* **How to complete this task**:
Whenever the word "title" occurs in a line of the material below, that line is counted. Report only the count.

Top of Exercise materials

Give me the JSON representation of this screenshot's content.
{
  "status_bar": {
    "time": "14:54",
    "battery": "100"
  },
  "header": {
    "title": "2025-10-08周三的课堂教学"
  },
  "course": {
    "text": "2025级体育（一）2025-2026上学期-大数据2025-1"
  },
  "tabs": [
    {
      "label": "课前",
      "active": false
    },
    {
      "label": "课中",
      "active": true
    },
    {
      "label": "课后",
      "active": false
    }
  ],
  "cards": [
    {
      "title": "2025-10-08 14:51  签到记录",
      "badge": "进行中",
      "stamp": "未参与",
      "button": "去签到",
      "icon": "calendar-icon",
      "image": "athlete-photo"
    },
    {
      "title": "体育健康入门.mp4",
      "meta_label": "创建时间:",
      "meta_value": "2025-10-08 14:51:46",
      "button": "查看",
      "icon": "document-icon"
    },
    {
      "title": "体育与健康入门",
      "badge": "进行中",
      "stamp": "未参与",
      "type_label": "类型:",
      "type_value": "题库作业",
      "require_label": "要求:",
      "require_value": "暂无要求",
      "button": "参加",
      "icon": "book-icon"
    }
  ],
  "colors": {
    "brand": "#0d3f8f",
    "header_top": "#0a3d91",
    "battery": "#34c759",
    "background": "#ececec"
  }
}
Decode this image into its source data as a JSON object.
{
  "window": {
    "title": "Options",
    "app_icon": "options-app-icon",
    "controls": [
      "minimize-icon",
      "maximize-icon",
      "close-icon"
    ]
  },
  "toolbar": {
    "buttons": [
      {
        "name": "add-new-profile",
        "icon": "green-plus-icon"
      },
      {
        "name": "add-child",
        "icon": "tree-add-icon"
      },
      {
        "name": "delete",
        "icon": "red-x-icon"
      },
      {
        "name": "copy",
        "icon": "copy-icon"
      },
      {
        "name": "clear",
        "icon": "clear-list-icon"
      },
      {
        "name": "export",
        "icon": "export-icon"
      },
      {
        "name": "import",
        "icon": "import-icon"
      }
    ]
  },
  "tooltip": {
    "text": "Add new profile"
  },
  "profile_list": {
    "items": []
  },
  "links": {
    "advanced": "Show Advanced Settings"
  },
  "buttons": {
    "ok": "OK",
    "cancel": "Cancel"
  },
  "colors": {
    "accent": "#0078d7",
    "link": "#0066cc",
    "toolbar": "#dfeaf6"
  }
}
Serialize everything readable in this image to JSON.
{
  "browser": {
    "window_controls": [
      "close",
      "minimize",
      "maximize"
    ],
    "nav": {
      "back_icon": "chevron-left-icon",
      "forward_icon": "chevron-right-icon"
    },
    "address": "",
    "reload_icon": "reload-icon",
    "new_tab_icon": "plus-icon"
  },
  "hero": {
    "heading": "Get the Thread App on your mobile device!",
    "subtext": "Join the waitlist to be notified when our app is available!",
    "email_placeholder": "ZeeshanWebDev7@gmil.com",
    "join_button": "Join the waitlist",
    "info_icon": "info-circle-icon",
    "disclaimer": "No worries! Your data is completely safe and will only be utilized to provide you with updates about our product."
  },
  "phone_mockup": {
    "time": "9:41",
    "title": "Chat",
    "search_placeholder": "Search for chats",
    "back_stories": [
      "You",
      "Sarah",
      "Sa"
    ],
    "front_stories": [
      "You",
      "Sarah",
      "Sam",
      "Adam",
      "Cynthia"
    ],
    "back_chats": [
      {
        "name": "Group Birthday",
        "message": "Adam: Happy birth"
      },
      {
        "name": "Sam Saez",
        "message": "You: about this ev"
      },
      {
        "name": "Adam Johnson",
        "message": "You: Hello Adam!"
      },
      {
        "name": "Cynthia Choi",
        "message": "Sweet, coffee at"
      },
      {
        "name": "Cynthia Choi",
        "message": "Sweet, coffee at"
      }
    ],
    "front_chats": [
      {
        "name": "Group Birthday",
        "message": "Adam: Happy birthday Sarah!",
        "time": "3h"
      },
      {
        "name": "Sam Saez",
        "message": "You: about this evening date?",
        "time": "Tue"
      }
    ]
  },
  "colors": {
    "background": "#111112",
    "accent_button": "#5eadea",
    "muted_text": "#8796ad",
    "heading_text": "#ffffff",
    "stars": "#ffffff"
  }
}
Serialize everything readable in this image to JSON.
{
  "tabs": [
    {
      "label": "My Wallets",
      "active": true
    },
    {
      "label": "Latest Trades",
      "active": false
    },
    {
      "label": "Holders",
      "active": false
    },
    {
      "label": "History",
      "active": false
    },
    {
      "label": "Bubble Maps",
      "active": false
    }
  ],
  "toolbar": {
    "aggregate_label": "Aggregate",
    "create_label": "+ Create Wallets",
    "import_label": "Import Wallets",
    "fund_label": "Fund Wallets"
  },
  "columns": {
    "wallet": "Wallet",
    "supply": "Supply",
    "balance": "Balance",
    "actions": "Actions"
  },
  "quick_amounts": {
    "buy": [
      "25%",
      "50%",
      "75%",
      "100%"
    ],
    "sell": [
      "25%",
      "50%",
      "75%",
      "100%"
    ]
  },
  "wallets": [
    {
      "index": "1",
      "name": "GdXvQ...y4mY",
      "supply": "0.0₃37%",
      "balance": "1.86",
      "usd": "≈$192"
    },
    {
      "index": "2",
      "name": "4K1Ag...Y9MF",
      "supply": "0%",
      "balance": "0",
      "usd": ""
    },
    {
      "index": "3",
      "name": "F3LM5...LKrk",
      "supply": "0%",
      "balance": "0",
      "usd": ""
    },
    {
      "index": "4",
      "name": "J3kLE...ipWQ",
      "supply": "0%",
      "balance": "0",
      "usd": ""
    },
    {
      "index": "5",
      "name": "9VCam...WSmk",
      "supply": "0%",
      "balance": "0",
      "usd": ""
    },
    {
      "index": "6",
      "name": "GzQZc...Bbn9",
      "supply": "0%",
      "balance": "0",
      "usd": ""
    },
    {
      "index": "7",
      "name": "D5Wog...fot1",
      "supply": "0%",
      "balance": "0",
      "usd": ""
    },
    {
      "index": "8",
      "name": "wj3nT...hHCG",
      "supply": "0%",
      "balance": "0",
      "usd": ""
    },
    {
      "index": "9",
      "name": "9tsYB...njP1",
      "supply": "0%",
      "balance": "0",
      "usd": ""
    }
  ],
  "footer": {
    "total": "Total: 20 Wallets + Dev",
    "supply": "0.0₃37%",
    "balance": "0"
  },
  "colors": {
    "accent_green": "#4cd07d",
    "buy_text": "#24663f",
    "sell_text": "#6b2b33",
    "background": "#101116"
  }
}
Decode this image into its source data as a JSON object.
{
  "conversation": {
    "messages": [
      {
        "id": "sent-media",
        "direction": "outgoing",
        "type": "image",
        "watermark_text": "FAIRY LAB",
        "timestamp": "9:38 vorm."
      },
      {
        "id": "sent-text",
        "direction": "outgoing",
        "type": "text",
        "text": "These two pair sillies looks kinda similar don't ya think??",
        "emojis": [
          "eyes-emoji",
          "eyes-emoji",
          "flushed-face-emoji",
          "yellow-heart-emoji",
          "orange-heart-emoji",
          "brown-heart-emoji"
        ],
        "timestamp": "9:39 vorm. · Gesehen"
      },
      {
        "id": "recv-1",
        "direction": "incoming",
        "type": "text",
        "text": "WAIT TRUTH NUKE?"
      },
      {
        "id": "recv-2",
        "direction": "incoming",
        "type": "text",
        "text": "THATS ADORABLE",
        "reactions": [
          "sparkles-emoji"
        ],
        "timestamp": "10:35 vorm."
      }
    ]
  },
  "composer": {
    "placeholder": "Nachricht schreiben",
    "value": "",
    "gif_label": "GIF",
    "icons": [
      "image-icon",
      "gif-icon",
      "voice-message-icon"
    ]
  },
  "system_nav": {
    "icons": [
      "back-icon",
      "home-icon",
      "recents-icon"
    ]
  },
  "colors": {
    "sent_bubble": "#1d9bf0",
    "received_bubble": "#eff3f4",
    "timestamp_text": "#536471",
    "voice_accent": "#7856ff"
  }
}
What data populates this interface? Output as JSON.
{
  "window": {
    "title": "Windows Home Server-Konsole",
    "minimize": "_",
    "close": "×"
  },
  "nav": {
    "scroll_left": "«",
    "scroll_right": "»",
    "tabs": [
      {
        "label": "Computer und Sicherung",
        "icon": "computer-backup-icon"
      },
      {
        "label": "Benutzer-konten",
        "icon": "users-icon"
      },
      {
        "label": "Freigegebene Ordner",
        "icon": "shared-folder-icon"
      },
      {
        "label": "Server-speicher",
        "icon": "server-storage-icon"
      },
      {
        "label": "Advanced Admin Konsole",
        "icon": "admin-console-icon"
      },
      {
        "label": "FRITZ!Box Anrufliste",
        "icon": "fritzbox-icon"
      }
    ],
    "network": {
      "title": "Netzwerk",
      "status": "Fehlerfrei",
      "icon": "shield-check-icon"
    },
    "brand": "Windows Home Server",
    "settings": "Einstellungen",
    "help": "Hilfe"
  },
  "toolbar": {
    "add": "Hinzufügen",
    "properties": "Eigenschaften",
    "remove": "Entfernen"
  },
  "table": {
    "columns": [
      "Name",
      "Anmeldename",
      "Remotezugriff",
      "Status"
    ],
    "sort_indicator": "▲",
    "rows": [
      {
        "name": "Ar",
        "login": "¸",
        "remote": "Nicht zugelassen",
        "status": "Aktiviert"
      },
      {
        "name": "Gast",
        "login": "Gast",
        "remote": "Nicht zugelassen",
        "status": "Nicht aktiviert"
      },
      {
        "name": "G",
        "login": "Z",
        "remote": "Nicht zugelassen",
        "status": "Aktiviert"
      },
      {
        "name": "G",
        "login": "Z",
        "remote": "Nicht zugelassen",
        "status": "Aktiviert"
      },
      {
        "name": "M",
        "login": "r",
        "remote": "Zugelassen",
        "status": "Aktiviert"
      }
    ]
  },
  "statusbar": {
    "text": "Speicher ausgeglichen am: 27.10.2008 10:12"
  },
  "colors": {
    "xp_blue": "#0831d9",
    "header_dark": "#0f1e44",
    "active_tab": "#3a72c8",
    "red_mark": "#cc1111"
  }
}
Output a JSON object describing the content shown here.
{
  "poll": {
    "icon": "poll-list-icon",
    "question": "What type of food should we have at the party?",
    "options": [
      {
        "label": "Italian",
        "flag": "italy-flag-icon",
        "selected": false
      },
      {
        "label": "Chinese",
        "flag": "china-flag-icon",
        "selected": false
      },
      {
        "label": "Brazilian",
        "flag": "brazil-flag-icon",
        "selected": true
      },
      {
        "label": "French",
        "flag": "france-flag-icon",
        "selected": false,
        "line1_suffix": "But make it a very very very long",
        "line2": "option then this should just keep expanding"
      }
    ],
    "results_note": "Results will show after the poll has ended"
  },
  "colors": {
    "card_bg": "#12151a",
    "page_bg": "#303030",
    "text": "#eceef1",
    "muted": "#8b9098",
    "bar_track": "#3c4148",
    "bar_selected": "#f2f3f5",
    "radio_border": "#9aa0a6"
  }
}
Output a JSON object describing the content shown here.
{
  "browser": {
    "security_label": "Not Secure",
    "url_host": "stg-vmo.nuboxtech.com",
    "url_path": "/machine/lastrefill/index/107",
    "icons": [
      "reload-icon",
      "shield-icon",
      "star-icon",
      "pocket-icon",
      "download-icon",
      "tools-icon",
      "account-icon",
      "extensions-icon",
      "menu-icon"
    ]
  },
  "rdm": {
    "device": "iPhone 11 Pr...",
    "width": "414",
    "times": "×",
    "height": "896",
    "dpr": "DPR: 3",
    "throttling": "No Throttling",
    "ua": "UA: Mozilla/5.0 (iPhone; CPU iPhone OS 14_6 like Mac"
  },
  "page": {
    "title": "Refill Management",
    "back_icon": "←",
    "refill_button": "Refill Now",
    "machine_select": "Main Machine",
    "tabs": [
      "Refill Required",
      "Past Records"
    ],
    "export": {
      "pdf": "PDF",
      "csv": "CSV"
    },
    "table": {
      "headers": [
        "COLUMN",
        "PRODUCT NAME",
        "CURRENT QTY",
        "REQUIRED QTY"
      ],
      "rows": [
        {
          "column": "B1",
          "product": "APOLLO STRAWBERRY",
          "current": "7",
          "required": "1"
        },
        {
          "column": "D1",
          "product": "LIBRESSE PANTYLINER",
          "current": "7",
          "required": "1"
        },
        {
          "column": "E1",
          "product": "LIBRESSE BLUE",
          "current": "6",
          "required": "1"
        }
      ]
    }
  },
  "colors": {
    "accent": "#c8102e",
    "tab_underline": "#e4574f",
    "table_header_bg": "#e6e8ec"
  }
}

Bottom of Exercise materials

* **Exercise solution**:
9